TASK ITEM>
Print out all the records, word for word.

Interface dataset entries
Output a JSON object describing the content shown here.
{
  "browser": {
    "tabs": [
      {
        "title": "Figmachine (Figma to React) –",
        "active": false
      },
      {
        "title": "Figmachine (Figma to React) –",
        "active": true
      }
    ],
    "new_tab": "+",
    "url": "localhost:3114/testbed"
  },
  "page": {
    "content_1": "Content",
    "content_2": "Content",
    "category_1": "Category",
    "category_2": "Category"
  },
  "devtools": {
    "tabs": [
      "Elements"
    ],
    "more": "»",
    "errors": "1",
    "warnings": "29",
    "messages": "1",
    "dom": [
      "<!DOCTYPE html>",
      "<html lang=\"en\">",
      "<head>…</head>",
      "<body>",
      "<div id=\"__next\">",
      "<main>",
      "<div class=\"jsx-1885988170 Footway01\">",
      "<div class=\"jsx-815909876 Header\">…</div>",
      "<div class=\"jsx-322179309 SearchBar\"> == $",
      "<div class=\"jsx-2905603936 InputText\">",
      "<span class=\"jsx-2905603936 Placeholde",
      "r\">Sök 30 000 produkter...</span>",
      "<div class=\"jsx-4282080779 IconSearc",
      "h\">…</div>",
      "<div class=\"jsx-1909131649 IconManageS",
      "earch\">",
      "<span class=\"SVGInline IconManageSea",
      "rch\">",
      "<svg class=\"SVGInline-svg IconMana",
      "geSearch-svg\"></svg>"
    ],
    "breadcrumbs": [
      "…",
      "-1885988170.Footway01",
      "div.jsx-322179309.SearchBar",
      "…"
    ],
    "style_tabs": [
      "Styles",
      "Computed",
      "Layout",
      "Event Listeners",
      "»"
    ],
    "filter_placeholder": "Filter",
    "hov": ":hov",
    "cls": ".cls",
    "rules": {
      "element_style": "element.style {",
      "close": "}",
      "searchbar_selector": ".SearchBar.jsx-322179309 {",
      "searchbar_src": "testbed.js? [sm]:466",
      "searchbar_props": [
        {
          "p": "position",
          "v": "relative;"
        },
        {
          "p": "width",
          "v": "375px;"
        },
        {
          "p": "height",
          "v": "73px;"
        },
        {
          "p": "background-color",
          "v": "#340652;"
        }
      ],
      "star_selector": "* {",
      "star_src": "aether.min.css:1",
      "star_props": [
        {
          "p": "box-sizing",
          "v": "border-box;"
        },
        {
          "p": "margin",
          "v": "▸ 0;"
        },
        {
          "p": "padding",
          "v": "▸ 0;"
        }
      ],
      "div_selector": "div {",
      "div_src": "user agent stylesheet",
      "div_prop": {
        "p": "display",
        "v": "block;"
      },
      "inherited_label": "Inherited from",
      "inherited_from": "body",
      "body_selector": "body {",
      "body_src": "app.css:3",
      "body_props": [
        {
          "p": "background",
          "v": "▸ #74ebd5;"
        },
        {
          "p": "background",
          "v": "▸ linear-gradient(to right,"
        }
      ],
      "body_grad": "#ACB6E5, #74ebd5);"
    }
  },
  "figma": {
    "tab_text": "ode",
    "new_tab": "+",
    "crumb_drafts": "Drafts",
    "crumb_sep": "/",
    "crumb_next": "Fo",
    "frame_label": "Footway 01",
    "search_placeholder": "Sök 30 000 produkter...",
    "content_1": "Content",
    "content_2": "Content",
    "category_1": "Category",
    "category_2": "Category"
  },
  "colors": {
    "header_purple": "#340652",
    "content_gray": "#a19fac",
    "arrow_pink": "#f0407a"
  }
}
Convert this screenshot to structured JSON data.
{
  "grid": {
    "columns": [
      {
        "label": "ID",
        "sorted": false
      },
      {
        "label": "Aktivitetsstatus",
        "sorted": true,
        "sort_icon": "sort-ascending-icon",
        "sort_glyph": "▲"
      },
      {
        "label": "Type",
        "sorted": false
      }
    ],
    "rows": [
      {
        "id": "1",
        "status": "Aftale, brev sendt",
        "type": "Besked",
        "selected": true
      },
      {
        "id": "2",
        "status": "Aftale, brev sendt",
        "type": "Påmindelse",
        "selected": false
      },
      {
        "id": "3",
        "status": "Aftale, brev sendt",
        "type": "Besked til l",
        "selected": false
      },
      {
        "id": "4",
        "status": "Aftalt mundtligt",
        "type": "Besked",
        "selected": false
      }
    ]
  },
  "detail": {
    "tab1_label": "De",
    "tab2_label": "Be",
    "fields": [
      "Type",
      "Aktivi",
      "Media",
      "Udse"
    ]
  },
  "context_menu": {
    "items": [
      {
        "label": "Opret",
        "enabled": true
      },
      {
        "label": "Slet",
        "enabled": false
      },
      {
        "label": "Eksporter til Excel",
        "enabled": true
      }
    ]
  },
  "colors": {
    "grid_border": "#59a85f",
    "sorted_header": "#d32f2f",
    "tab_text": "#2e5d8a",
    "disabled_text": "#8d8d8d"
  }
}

PROBLEM SOLUTION>
Output a JSON object describing the content shown here.
{
  "browser": {
    "tabs": [
      {
        "title": "Figmachine (Figma to React) –",
        "active": false
      },
      {
        "title": "Figmachine (Figma to React) –",
        "active": true
      }
    ],
    "new_tab": "+",
    "url": "localhost:3114/testbed"
  },
  "page": {
    "content_1": "Content",
    "content_2": "Content",
    "category_1": "Category",
    "category_2": "Category"
  },
  "devtools": {
    "tabs": [
      "Elements"
    ],
    "more": "»",
    "errors": "1",
    "warnings": "29",
    "messages": "1",
    "dom": [
      "<!DOCTYPE html>",
      "<html lang=\"en\">",
      "<head>…</head>",
      "<body>",
      "<div id=\"__next\">",
      "<main>",
      "<div class=\"jsx-1885988170 Footway01\">",
      "<div class=\"jsx-815909876 Header\">…</div>",
      "<div class=\"jsx-322179309 SearchBar\"> == $",
      "<div class=\"jsx-2905603936 InputText\">",
      "<span class=\"jsx-2905603936 Placeholde",
      "r\">Sök 30 000 produkter...</span>",
      "<div class=\"jsx-4282080779 IconSearc",
      "h\">…</div>",
      "<div class=\"jsx-1909131649 IconManageS",
      "earch\">",
      "<span class=\"SVGInline IconManageSea",
      "rch\">",
      "<svg class=\"SVGInline-svg IconMana",
      "geSearch-svg\"></svg>"
    ],
    "breadcrumbs": [
      "…",
      "-1885988170.Footway01",
      "div.jsx-322179309.SearchBar",
      "…"
    ],
    "style_tabs": [
      "Styles",
      "Computed",
      "Layout",
      "Event Listeners",
      "»"
    ],
    "filter_placeholder": "Filter",
    "hov": ":hov",
    "cls": ".cls",
    "rules": {
      "element_style": "element.style {",
      "close": "}",
      "searchbar_selector": ".SearchBar.jsx-322179309 {",
      "searchbar_src": "testbed.js? [sm]:466",
      "searchbar_props": [
        {
          "p": "position",
          "v": "relative;"
        },
        {
          "p": "width",
          "v": "375px;"
        },
        {
          "p": "height",
          "v": "73px;"
        },
        {
          "p": "background-color",
          "v": "#340652;"
        }
      ],
      "star_selector": "* {",
      "star_src": "aether.min.css:1",
      "star_props": [
        {
          "p": "box-sizing",
          "v": "border-box;"
        },
        {
          "p": "margin",
          "v": "▸ 0;"
        },
        {
          "p": "padding",
          "v": "▸ 0;"
        }
      ],
      "div_selector": "div {",
      "div_src": "user agent stylesheet",
      "div_prop": {
        "p": "display",
        "v": "block;"
      },
      "inherited_label": "Inherited from",
      "inherited_from": "body",
      "body_selector": "body {",
      "body_src": "app.css:3",
      "body_props": [
        {
          "p": "background",
          "v": "▸ #74ebd5;"
        },
        {
          "p": "background",
          "v": "▸ linear-gradient(to right,"
        }
      ],
      "body_grad": "#ACB6E5, #74ebd5);"
    }
  },
  "figma": {
    "tab_text": "ode",
    "new_tab": "+",
    "crumb_drafts": "Drafts",
    "crumb_sep": "/",
    "crumb_next": "Fo",
    "frame_label": "Footway 01",
    "search_placeholder": "Sök 30 000 produkter...",
    "content_1": "Content",
    "content_2": "Content",
    "category_1": "Category",
    "category_2": "Category"
  },
  "colors": {
    "header_purple": "#340652",
    "content_gray": "#a19fac",
    "arrow_pink": "#f0407a"
  }
}
Convert this screenshot to structured JSON data.
{
  "grid": {
    "columns": [
      {
        "label": "ID",
        "sorted": false
      },
      {
        "label": "Aktivitetsstatus",
        "sorted": true,
        "sort_icon": "sort-ascending-icon",
        "sort_glyph": "▲"
      },
      {
        "label": "Type",
        "sorted": false
      }
    ],
    "rows": [
      {
        "id": "1",
        "status": "Aftale, brev sendt",
        "type": "Besked",
        "selected": true
      },
      {
        "id": "2",
        "status": "Aftale, brev sendt",
        "type": "Påmindelse",
        "selected": false
      },
      {
        "id": "3",
        "status": "Aftale, brev sendt",
        "type": "Besked til l",
        "selected": false
      },
      {
        "id": "4",
        "status": "Aftalt mundtligt",
        "type": "Besked",
        "selected": false
      }
    ]
  },
  "detail": {
    "tab1_label": "De",
    "tab2_label": "Be",
    "fields": [
      "Type",
      "Aktivi",
      "Media",
      "Udse"
    ]
  },
  "context_menu": {
    "items": [
      {
        "label": "Opret",
        "enabled": true
      },
      {
        "label": "Slet",
        "enabled": false
      },
      {
        "label": "Eksporter til Excel",
        "enabled": true
      }
    ]
  },
  "colors": {
    "grid_border": "#59a85f",
    "sorted_header": "#d32f2f",
    "tab_text": "#2e5d8a",
    "disabled_text": "#8d8d8d"
  }
}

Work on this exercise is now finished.